If some of the tracks here make me think of 60s/70s West Coast and/or fusion music, that’s by no means a criticism, and it shouldn’t be taken as implying a dated approach. Partly, I think, it’s because Dan Crisp’s versatile vocals sometimes remind me of specific individuals from that era; partly because of the effective use of harmonizing lead guitars; partly because of the super-accurate way the guitars, bass and organ track each other’s lines.
Here’s the track listing.
‘Lone Wolf’, with the addition of Martin’s mandolin, mandola and banjo, borders on country-rock. And a splendid example it is. Slightly reminiscent of the Eagles or even Buffalo Springfield.
‘Out Of Time’ alternates some nifty electric riffing and athletic drumming with some gentler acoustic work.
‘I’m On My Way’ also benefits from Martin’s mandolin and mandola, as well as some tasty electric guitar.
‘Roads Less Travelled’ features some very nice lead guitar harmonies, and lots more.
Becca Langsford takes over the vocals on ‘Badcore Blues’, a moody song supported by acoustic guitars, drums and bass guitar. A long way from country blues, but captures some of that desperation despite its sophistication.
The nostalgic ‘Seattle’ balances acoustic and electric guitars with spot-on vocal and instrumental harmonies.
‘For No Man’ features breath-taking interplay between the guitars, fretless bass and organ over sophisticated changes.
‘(This Is) My Driving Song’ leans towards riff-driven 70s rock. Works for me…
The jazzy ballad ‘You Are An Angel’ features Alex Hart on vocals, backed by Martin’s acoustic guitars and Buster Cottam’s double bass. Very classy.
‘Trinity’ is the CD’s only instrumental, with Martin playing all instruments. A tour de force, drawing on a wide range of musical influences.
‘And The Band Played Only For Me’ features Becca Langsford on lead vocals, ably augmented with Alex Hart’s backing vocals.

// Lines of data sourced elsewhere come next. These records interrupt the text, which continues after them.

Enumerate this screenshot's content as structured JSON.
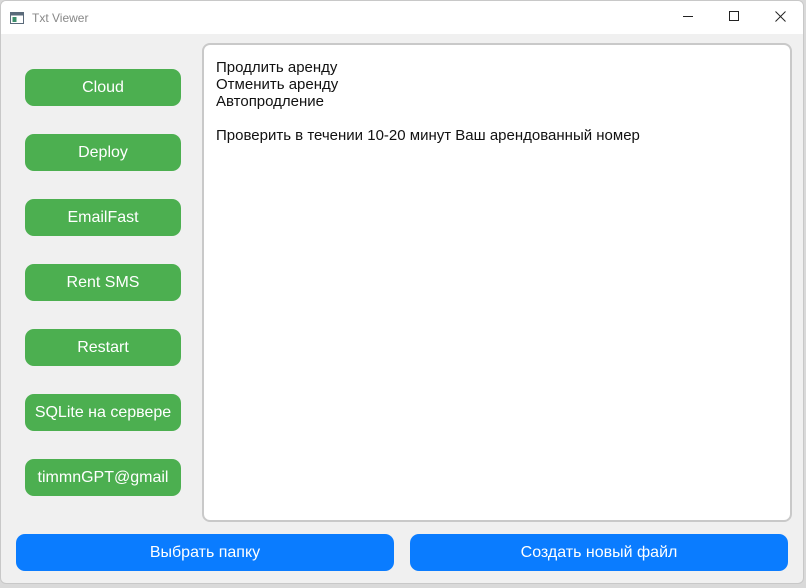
{
  "window": {
    "title": "Txt Viewer"
  },
  "sidebar": {
    "items": [
      {
        "label": "Cloud"
      },
      {
        "label": "Deploy"
      },
      {
        "label": "EmailFast"
      },
      {
        "label": "Rent SMS"
      },
      {
        "label": "Restart"
      },
      {
        "label": "SQLite на сервере"
      },
      {
        "label": "timmnGPT@gmail"
      }
    ]
  },
  "content": {
    "lines": [
      "Продлить аренду",
      "Отменить аренду",
      "Автопродление",
      "",
      "Проверить в течении 10-20 минут Ваш арендованный номер"
    ]
  },
  "footer": {
    "choose_folder_label": "Выбрать папку",
    "create_file_label": "Создать новый файл"
  },
  "colors": {
    "sidebar_button": "#4caf50",
    "footer_button": "#0a7cff",
    "window_bg": "#f0f0f0"
  },
  "icons": {
    "app": "app-window-icon",
    "minimize": "minimize-icon",
    "maximize": "maximize-icon",
    "close": "close-icon"
  }
}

Somewhere on the borderline between jazz and city blues, with lovely guitar and organ. If ‘Trinity’ is my favourite track, this is my favourite vocal track, though ‘You Are An Angel’ isn’t far behind it.
Excellent songs sympathetically sung, a master of the guitar (and no slouch on several other instruments), accompanied by a set of accomplished musicians and singers, and flawlessly produced: this is an album that’s going to stay on my iPod…